The Irish Independent has established that the Department of Finance was told weeks ago the bank was working on a plan to remove cash-handling facilities from 70 branches.
Officials knew the specifics of the cashless plan four working days in advance of it being announced – longer than it took the bank to do a U-turn – and failed to intervene.
It has now emerged that last week, the Department of Finance was fully briefed on the specifics of the plan to strip cash and cheque services from the branches and rip out their ATMs.
Officials in the Department did not respond to the briefing by telling the bank not to go ahead when it was told about the specifics of the controversial move, it is understood.
It comes as AIB was forced into an embarrassing U-turn yesterday on its plans to make so many branches cashless facilities, after a massive backlash from the public and rural TDs.
Taoiseach Micheál Martin had sought a meeting with the bank’s CEO, Colin Hunt, after calling on the bank, while on a visit to Asia, to “reflect and reconsider” its decision to remove cash facilities at the branches across the country.
The revelations that AIB had briefed the department come after Minister of State at the Department of Finance, Seán Fleming, insisted that he, Finance Minister Paschal Donohoe and the Government had been “blindsided” by the decision.
He said Mr Donohoe and his department had only been informed shortly before it was announced.
When asked if the Government was caught napping on the issue, Mr Fleming said yesterday, “The Government was blindsided by this decision.”
He said the department was given very short notice of the decision and there was no opportunity to discuss it.
AIB had no comment when asked if it had briefed the department well ahead of the announcement to downgrade the branches.
However, the Department of Finance has confirmed that it had an official at the AIB board meeting where the decision to axe cash at the 70 branches was discussed.
Information about what was discussed at this meeting was then “passed up the line” to other officials in the department.
The department was also formally informed on Friday by AIB of the full specifics of the planned downgrading of the branches, four days before it was publicly announced on Tuesday morning.
A spokesperson said: “A department official was first notified of the AIB press release on Friday. That information would have been sent up the line and the minister was informed the following week.
“The information provided was by way of a courtesy call, and was for information purposes only.”
The spokesperson said the Minister for Finance is precluded from intervening in commercial and operational decisions in any particular bank, even one in which the State has a shareholding.
Officials from the Department of Finance are informed of issues discussed at AIB board meetings by way of a board information pack, the spokesperson said.

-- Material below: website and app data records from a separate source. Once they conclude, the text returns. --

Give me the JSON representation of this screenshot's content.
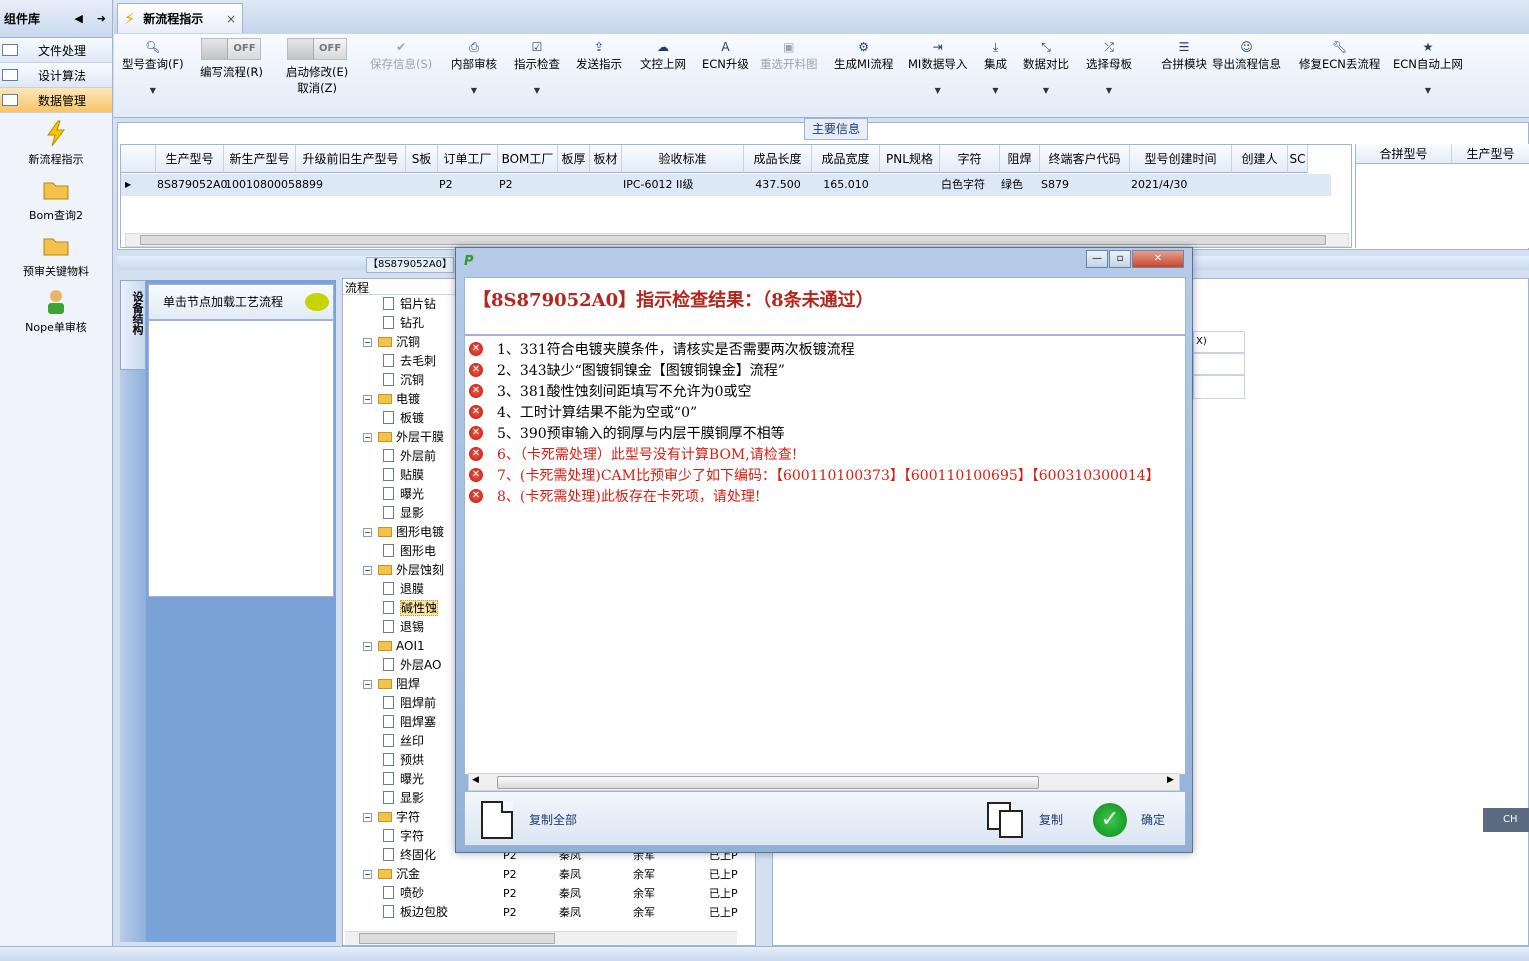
{
  "left_panel": {
    "title": "组件库",
    "items": [
      {
        "label": "文件处理"
      },
      {
        "label": "设计算法"
      },
      {
        "label": "数据管理"
      }
    ],
    "tools": [
      {
        "label": "新流程指示",
        "icon": "lightning-icon"
      },
      {
        "label": "Bom查询2",
        "icon": "folder-icon"
      },
      {
        "label": "预审关键物料",
        "icon": "folder-icon"
      },
      {
        "label": "Nope单审核",
        "icon": "user-icon"
      }
    ]
  },
  "tab": {
    "label": "新流程指示",
    "close": "×"
  },
  "toolbar": {
    "buttons": [
      {
        "label": "型号查询(F)",
        "icon": "search-icon"
      },
      {
        "label": "编写流程(R)",
        "toggle": "OFF"
      },
      {
        "label": "启动修改(E)",
        "label2": "取消(Z)",
        "toggle": "OFF"
      },
      {
        "label": "保存信息(S)",
        "icon": "check-icon"
      },
      {
        "label": "内部审核",
        "icon": "printer-icon"
      },
      {
        "label": "指示检查",
        "icon": "checkbox-icon"
      },
      {
        "label": "发送指示",
        "icon": "upload-icon"
      },
      {
        "label": "文控上网",
        "icon": "cloud-icon"
      },
      {
        "label": "ECN升级",
        "icon": "a-icon"
      },
      {
        "label": "重选开料图",
        "icon": "image-icon"
      },
      {
        "label": "生成MI流程",
        "icon": "gears-icon"
      },
      {
        "label": "MI数据导入",
        "icon": "import-icon"
      },
      {
        "label": "集成",
        "icon": "download-icon"
      },
      {
        "label": "数据对比",
        "icon": "compare-icon"
      },
      {
        "label": "选择母板",
        "icon": "shuffle-icon"
      },
      {
        "label": "合拼模块",
        "icon": "list-icon"
      },
      {
        "label": "导出流程信息",
        "icon": "smile-icon"
      },
      {
        "label": "修复ECN丢流程",
        "icon": "wrench-icon"
      },
      {
        "label": "ECN自动上网",
        "icon": "star-icon"
      }
    ]
  },
  "main_info": {
    "title": "主要信息",
    "columns": [
      "生产型号",
      "新生产型号",
      "升级前旧生产型号",
      "S板",
      "订单工厂",
      "BOM工厂",
      "板厚",
      "板材",
      "验收标准",
      "成品长度",
      "成品宽度",
      "PNL规格",
      "字符",
      "阻焊",
      "终端客户代码",
      "型号创建时间",
      "创建人",
      "SC"
    ],
    "row": [
      "8S879052A0",
      "10010800058899",
      "",
      "",
      "P2",
      "P2",
      "",
      "",
      "IPC-6012 II级",
      "437.500",
      "165.010",
      "",
      "白色字符",
      "绿色",
      "S879",
      "2021/4/30",
      "",
      ""
    ],
    "right_columns": [
      "合拼型号",
      "生产型号"
    ]
  },
  "lower": {
    "vertical_tab": "设备结构",
    "node_hint": "单击节点加载工艺流程",
    "tree_tab": "【8S879052A0】",
    "tree_header": "流程",
    "tree": [
      {
        "type": "leaf",
        "label": "铝片钻"
      },
      {
        "type": "leaf",
        "label": "钻孔"
      },
      {
        "type": "folder",
        "label": "沉铜"
      },
      {
        "type": "leaf",
        "label": "去毛刺"
      },
      {
        "type": "leaf",
        "label": "沉铜"
      },
      {
        "type": "folder",
        "label": "电镀"
      },
      {
        "type": "leaf",
        "label": "板镀"
      },
      {
        "type": "folder",
        "label": "外层干膜"
      },
      {
        "type": "leaf",
        "label": "外层前"
      },
      {
        "type": "leaf",
        "label": "贴膜"
      },
      {
        "type": "leaf",
        "label": "曝光"
      },
      {
        "type": "leaf",
        "label": "显影"
      },
      {
        "type": "folder",
        "label": "图形电镀"
      },
      {
        "type": "leaf",
        "label": "图形电"
      },
      {
        "type": "folder",
        "label": "外层蚀刻"
      },
      {
        "type": "leaf",
        "label": "退膜"
      },
      {
        "type": "leaf",
        "label": "碱性蚀",
        "selected": true
      },
      {
        "type": "leaf",
        "label": "退锡"
      },
      {
        "type": "folder",
        "label": "AOI1"
      },
      {
        "type": "leaf",
        "label": "外层AO"
      },
      {
        "type": "folder",
        "label": "阻焊"
      },
      {
        "type": "leaf",
        "label": "阻焊前"
      },
      {
        "type": "leaf",
        "label": "阻焊塞"
      },
      {
        "type": "leaf",
        "label": "丝印"
      },
      {
        "type": "leaf",
        "label": "预烘"
      },
      {
        "type": "leaf",
        "label": "曝光"
      },
      {
        "type": "leaf",
        "label": "显影"
      },
      {
        "type": "folder",
        "label": "字符"
      },
      {
        "type": "leaf",
        "label": "字符"
      },
      {
        "type": "leaf",
        "label": "终固化",
        "cols": [
          "P2",
          "秦凤",
          "余军",
          "已上P"
        ]
      },
      {
        "type": "folder",
        "label": "沉金",
        "cols": [
          "P2",
          "秦凤",
          "余军",
          "已上P"
        ]
      },
      {
        "type": "leaf",
        "label": "喷砂",
        "cols": [
          "P2",
          "秦凤",
          "余军",
          "已上P"
        ]
      },
      {
        "type": "leaf",
        "label": "板边包胶",
        "cols": [
          "P2",
          "秦凤",
          "余军",
          "已上P"
        ]
      }
    ],
    "right_snippet": "X)"
  },
  "dialog": {
    "title_head": "【8S879052A0】指示检查结果：（8条未通过）",
    "items": [
      {
        "text": "1、331符合电镀夹膜条件，请核实是否需要两次板镀流程",
        "severity": "normal"
      },
      {
        "text": "2、343缺少“图镀铜镍金【图镀铜镍金】流程”",
        "severity": "normal"
      },
      {
        "text": "3、381酸性蚀刻间距填写不允许为0或空",
        "severity": "normal"
      },
      {
        "text": "4、工时计算结果不能为空或“0”",
        "severity": "normal"
      },
      {
        "text": "5、390预审输入的铜厚与内层干膜铜厚不相等",
        "severity": "normal"
      },
      {
        "text": "6、（卡死需处理）此型号没有计算BOM,请检查!",
        "severity": "critical"
      },
      {
        "text": "7、(卡死需处理)CAM比预审少了如下编码：【600110100373】【600110100695】【600310300014】",
        "severity": "critical"
      },
      {
        "text": "8、(卡死需处理)此板存在卡死项，请处理!",
        "severity": "critical"
      }
    ],
    "copy_all": "复制全部",
    "copy": "复制",
    "ok": "确定"
  },
  "status": {
    "ime": "CH"
  },
  "colors": {
    "critical": "#d81e12",
    "header_red": "#b3261e",
    "accent": "#1d3d6e"
  }
}
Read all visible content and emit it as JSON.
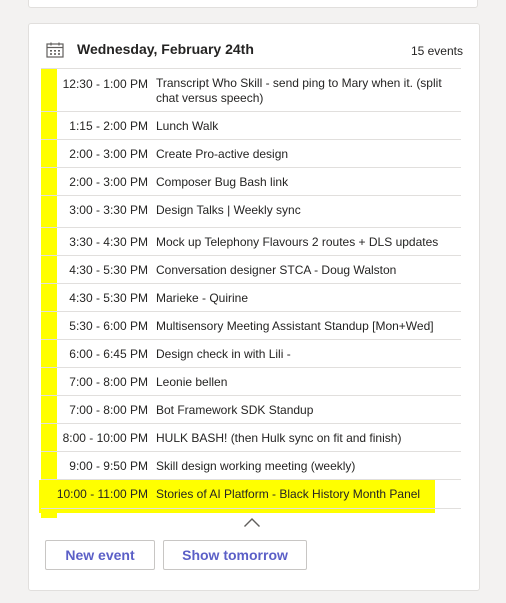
{
  "agenda": {
    "date_title": "Wednesday, February 24th",
    "event_count": "15 events",
    "highlight_color": "#ffff00",
    "events": [
      {
        "time": "12:30 - 1:00 PM",
        "title": "Transcript Who Skill - send ping to Mary when it. (split chat versus speech)"
      },
      {
        "time": "1:15 - 2:00 PM",
        "title": "Lunch Walk"
      },
      {
        "time": "2:00 - 3:00 PM",
        "title": "Create Pro-active design"
      },
      {
        "time": "2:00 - 3:00 PM",
        "title": "Composer Bug Bash link"
      },
      {
        "time": "3:00 - 3:30 PM",
        "title": "Design Talks | Weekly sync"
      },
      {
        "time": "3:30 - 4:30 PM",
        "title": "Mock up Telephony Flavours 2 routes + DLS updates"
      },
      {
        "time": "4:30 - 5:30 PM",
        "title": "Conversation designer STCA - Doug Walston"
      },
      {
        "time": "4:30 - 5:30 PM",
        "title": "Marieke - Quirine"
      },
      {
        "time": "5:30 - 6:00 PM",
        "title": "Multisensory Meeting Assistant Standup [Mon+Wed]"
      },
      {
        "time": "6:00 - 6:45 PM",
        "title": "Design check in with Lili -"
      },
      {
        "time": "7:00 - 8:00 PM",
        "title": "Leonie bellen"
      },
      {
        "time": "7:00 - 8:00 PM",
        "title": "Bot Framework SDK Standup"
      },
      {
        "time": "8:00 - 10:00 PM",
        "title": "HULK BASH! (then Hulk sync on fit and finish)"
      },
      {
        "time": "9:00 - 9:50 PM",
        "title": "Skill design working meeting (weekly)"
      },
      {
        "time": "10:00 - 11:00 PM",
        "title": "Stories of AI Platform - Black History Month Panel"
      }
    ],
    "collapse_icon": "chevron-up-icon",
    "buttons": {
      "new_event": "New event",
      "show_tomorrow": "Show tomorrow"
    }
  }
}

Meanwhile, Fianna Fáil backbenchers are claiming a victory after the U-turn, after Cork TD James O’Connor, with the support of 40 TDs and senators, demanded an emergency meeting with the Finance Minister over AIB’s move.
“There was enormous anger within Fianna Fáil,” said Mr O’Connor said yesterday.
“This is something that really does separate Fianna Fáil and Fine Gael when it comes to policy and rural economy and services. Fianna Fáil recognises the significance of bank branches when it comes to people’s day-to-day finances.”
Roscommon Senator Eugene Murphy said a similar campaign now needs to take place to address recent Bank of Ireland branch closures.
Dublin Bay South TD Jim O’Callaghan said public interest directors, who sat on the AIB board until 2018, should be brought back.
Mr O’Callaghan also said “many members” of the board do not live in Ireland and do not know the “needs and requirements of its Irish customers”.
“Government should look again as reappointing public interest directors to AIB if its out of touch board is not prepared to reflect the interests of its customers and its dominant shareholder,” he said.
Meanwhile, finance union FSU said AIB urgently needs to appoint consumer and worker directors to its board to rebuild trust after the record tracker mortgage fine it got, and the debacle over its attempts to downgrade branches.
General secretary John O’Connell said there was an urgent need to rebuild trust in the retail banking sector.
“A stakeholder approach to banking, common across the EU, should form the basis of change,” he said.
And advocacy group Age Action said there is a need for a new inclusive banking model where everyone can get access to affordable and accessible banking facilities.
Older people would have been the big losers if the bank went ahead with its plans to downgrade the branches, Celine Clarke of Age Action said.
AIB said it took the decision in light of what it called the “customer and public unease” toward the move to stop accepting cash at so many branches and pull ATMs out of those branches.
It said there has been a dramatic rise in the use of digital banking services and a decline in branch visits and cash usage.
There has been a 36pc decline in cash withdrawals from ATMs and a 50pc fall in cheque usage over the past five years.
AIB has also seen a fall of almost 50pc in branch over-the-counter teller transactions, while mobile and online payments have increased by 85pc in that same timeframe.
“It was in the context of this evolving banking environment and the opportunity to enhance its long-standing relationship with An Post, that AIB took the decision to remove cash services from 70 of its branches.
“However, recognising the customer and public unease that this has caused, AIB has decided not to proceed with the proposed changes to its bank services,” the bank said.
The move represents an embarrassing climbdown for AIB boss Colin Hunt.